WHAT THE TASK ASKS
Scan the entries line by line and return those with "请输入标题".

*** INPUT FOR THIS TASK ***

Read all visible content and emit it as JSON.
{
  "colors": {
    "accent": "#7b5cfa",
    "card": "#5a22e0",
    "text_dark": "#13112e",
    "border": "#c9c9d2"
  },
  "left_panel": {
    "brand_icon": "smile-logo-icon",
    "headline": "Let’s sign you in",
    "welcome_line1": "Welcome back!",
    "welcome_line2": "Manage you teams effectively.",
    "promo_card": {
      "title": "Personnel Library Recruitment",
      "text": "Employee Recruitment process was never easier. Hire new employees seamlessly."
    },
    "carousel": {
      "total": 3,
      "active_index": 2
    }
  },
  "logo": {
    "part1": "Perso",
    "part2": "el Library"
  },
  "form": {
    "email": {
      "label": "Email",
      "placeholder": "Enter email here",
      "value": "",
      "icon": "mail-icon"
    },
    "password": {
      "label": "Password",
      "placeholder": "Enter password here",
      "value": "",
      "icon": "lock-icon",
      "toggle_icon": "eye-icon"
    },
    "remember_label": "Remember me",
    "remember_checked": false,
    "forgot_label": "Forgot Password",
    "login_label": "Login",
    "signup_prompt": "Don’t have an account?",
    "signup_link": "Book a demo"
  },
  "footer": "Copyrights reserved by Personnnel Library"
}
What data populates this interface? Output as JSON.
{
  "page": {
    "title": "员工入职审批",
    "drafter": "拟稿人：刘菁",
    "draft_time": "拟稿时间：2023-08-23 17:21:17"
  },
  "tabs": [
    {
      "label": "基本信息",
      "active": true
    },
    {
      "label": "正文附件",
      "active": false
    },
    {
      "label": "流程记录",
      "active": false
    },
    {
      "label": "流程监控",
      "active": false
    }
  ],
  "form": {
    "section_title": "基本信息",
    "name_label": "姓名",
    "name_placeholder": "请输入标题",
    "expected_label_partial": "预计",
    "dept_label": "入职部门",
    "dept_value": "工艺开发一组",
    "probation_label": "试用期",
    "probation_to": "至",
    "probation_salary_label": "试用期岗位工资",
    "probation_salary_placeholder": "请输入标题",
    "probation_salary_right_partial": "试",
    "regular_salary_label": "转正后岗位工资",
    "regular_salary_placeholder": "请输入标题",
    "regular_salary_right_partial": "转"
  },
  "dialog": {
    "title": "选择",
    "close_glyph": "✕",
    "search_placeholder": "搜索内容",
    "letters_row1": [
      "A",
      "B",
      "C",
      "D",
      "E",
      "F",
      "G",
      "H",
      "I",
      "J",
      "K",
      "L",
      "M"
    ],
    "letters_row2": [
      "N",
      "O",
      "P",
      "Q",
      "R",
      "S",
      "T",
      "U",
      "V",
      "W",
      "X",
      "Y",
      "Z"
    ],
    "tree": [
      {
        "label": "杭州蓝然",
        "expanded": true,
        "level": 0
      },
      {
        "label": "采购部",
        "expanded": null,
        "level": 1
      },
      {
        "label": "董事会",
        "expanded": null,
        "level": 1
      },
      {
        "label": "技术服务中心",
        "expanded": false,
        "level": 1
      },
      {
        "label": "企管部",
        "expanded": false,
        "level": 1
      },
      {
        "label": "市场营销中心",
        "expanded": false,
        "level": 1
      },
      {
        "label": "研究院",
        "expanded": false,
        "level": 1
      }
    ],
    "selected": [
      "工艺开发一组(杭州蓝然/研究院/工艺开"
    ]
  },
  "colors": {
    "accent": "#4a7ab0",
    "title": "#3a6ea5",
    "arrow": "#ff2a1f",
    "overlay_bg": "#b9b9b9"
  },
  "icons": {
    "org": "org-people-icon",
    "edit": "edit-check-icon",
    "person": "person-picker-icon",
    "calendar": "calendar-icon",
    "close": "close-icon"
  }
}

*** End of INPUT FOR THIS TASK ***

RESULT
    "name_placeholder": "请输入标题",
    "probation_salary_placeholder": "请输入标题",
    "regular_salary_placeholder": "请输入标题",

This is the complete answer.